to this end,
1. we implore you to re-examine your decision not to speak out to the south on the question of law and order.5
2. we further urge you to call a white house conference on the maintenance of law and order similar to those held earlier on education and juvenile delinquency. we believe such a conference can help develop in the south and in the nation an orderly growth toward civil rights.
we ask you to do these things because our people, though resolute and courageous, cannot be expected forever to be targets for rifles, shotguns, and for bombs, particularly when our women and children are brought within range of those deadly weapons. we know that if a halt is put to these terrorist practices, our appeals for non-violent christian behavior will come into serious question by those whose frustration it has already been difficult to contain.
we believe your inability to come south is a profound disappointment to the millions of americans, north and south, who earnestly are looking to you for leadership and guidance in this period of inevitable social change.
mr. president, we urge you to give democratic leadership to the confused citizens of the south and the nation in this critical hour. we implore you to enunciate whether in the north or south an eisenhower doctrine for democracy at home.
in the absence of some early and effective remedial action, we shall have no moral choice, but to lead a pilgrimage of prayer to washington. if you, our president cannot come south to relieve our harassed people, we shall have to lead our people to you in the capitol in order to call the nations attention to the violence and organized terror directed toward man women and children who merely seek freedom and first class citizenship of goodwill from across the nation will undoubtedly join in such a pilgrimage for freedom and human dignity.6
mr. president, we prayerfully urge you to give early and serious consideration to the two requests we have made in this letter, for the violence our people face by day and in the dark of each night, makes it imperative that we hear from you at your earliest convenience. please reply to the rev martin luther king 530-c south union montgomery ala.

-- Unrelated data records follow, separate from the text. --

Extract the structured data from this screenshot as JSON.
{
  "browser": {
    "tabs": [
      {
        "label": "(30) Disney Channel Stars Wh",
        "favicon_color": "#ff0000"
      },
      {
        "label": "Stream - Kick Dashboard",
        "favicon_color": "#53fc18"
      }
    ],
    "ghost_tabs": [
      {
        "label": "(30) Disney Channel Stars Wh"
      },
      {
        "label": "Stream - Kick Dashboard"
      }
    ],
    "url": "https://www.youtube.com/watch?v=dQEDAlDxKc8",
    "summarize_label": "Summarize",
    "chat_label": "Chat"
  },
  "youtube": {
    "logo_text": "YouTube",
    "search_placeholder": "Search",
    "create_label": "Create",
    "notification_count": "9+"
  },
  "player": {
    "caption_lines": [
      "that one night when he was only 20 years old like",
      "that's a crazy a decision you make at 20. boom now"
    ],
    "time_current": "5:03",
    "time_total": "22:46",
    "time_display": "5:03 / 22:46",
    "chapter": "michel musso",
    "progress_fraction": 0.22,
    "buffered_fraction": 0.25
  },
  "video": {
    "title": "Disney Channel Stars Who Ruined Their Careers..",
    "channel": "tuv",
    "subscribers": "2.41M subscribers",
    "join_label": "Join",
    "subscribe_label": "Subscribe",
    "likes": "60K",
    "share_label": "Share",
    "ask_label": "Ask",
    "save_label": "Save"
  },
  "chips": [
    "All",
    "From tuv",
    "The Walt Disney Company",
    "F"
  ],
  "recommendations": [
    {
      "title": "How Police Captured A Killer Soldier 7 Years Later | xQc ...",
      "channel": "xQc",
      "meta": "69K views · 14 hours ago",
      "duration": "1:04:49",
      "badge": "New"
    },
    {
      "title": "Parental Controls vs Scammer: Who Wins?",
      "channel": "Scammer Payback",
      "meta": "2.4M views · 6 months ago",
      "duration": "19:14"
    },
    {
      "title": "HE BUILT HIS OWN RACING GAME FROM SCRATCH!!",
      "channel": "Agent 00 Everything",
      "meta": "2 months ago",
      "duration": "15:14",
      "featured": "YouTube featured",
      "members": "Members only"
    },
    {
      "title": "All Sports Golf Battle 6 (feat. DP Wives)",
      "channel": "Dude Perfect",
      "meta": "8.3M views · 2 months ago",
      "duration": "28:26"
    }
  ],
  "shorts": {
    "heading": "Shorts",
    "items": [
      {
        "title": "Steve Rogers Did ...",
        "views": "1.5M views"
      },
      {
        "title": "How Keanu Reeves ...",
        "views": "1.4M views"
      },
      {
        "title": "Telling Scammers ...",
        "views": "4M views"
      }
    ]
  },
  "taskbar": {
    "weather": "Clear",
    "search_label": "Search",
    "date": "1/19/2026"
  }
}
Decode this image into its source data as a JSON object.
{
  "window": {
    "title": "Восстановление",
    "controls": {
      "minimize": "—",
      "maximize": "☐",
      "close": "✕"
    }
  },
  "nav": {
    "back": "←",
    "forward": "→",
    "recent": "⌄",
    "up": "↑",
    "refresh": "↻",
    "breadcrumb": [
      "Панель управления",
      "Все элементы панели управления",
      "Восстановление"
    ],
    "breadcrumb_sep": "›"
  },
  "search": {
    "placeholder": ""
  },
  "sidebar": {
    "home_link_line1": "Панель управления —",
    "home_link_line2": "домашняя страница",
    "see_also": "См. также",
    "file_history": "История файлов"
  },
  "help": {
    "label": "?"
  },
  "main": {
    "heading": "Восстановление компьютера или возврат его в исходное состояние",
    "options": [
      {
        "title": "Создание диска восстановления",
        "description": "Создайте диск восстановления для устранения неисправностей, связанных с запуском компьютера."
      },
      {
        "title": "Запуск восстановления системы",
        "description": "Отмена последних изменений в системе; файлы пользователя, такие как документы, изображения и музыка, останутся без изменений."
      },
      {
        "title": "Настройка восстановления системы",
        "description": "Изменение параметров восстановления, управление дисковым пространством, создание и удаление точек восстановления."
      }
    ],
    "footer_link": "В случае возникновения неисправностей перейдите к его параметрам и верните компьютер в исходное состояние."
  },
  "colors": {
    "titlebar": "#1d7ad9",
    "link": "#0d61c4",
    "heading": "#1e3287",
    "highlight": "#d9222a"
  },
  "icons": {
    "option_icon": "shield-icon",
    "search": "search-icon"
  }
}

rev martin l king, montgomery, ala.
rev f l shuttlesworth birmingham, ala.,
rev c. k. steele, tallahassee, fla.,
rev t. j. jemison, baton rouge, la.,
rev a. l. davis jr, new orleans la.,
for : the southern negro leaders conference.
1. The Conference members also decided to drop the word “Negro” from the organization’s name, becoming the Southern Leaders Conference.
2. In his address King predicted that segregationists would soon accept integration: “The opposition will soon absorb the shock and will see that the only way is to sit and talk things out with those who have freedom in their hearts” (“Speak, Negroes Again Urge Ike,” New Orleans Times-Picayune, 15 February 1957; “A Brief Digest of the Activities of In Friendship,” 6 March 1957).
3. Before the meeting, Bayard Rustin and Stanley Levison drafted telegrams to be sent to several government officials, including this one to Eisenhower, which King and other conference members edited before sending (Levison to King, 11 February 1957).
4. See p. 148 in this volume.
5. At a news conference the previous week, the president stated: “I have expressed myself on this subject so often in the South, in the North, wherever I have been, that I don’t know what another speech would do about the thing right now” (Public Papers of the Presidents of the United States: Dwight D. Eisenhower [Washington: General Services Administration, 1958], p. 131).
6. A typescript of this telegram shows the sentence ending after “first class citizenship”; another sentence then begins with “People of goodwill.... ”;The word “people”; and the period preceding it may have been lost in transmission.
WCFO, KAbE, White House Central Files (Official File), Dwight D. Eisenhower Library, Abilene, Kan., GF 124-A